As the kharif season is setting in, India is scrambling to source fertilisers from the international market.
It is set to sign long-term contracts — especially with Morocco and Latin American countries — to ensure steady flow of supplies.
“We have to source fertilisers wherever it is available because crops have to be secured.
"We are ready to enter into long-term contracts with Morocco as well as Latin American countries.
"The problem is that prices are very high,” a senior government official said.
The kharif cropping season starts with the onset of the southwest monsoon in the Indian subcontinent.
The monsoon has set in over Kerala on Sunday, three days ahead of its normal onset date of June 1, the India Meteorological Department (IMD) said.

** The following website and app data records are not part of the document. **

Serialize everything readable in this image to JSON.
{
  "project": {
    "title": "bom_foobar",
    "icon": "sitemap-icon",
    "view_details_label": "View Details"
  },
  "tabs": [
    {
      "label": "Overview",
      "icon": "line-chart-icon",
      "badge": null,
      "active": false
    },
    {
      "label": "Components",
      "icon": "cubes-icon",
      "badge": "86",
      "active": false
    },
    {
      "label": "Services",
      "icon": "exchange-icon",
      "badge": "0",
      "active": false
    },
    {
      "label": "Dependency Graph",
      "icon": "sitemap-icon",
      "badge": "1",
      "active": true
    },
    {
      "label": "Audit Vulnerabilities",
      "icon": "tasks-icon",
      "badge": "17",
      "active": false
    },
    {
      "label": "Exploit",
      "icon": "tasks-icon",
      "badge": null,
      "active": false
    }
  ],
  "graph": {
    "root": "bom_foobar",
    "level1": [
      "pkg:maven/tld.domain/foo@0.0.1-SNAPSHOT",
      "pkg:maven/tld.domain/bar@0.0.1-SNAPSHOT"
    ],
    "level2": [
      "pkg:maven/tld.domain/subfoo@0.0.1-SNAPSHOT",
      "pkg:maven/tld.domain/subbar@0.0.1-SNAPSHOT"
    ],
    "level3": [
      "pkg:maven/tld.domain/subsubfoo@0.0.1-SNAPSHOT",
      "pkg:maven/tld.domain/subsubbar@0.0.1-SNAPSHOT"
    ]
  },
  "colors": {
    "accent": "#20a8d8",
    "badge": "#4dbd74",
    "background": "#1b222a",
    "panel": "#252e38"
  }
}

Last month, the IMD said that monsoon in 2022 could be ‘normal’ at 99 per cent of the long period average (LPA).
India is heavily dependent on foreign countries to meet its requirement of fertilisers, importing almost a quarter of its total requirement and 100 per cent for potash and phosphate.
While Covid significantly raised fertiliser prices in the international market, the Russia-Ukraine war has aggravated the situation.
This is due to high gas rates and shortage of key raw materials as well as finished products.
Speaking at an event in Gujarat on Saturday, Prime Minister Narendra Modi said while a 50 kg bag of urea is imported at Rs 3,500, the Centre sells it for Rs 300 to farmers, with the government bearing the difference.
“Despite the spurt in prices of DAP (Diammonium phosphate) in the international market, our government has continuously attempted to minimise the burden on farmers.
"Now, our government is bearing Rs 2,500 on a 50 kg bag of DAP.
"That is, within 12 months, the central government has taken 5 times the load of every bag of DAP.
"Last year, the central government gave a subsidy of Rs 1.6 trillion in fertilisers so that the farmers of India do not face any problem.
"This assistance to the farmers is going to be more than Rs 2 trillion this year,” Modi added.
Modi said the government has decided that it would continue to bear all these troubles but would not let the farmers get affected by it.
“And that’s why, in spite of every difficulty, we did not allow any major fertiliser crisis to hit the country,” he added.
According to the Food and Agriculture Organisation (FAO), India is the second-largest user of inorganic fertilisers after China, followed by the US and Brazil.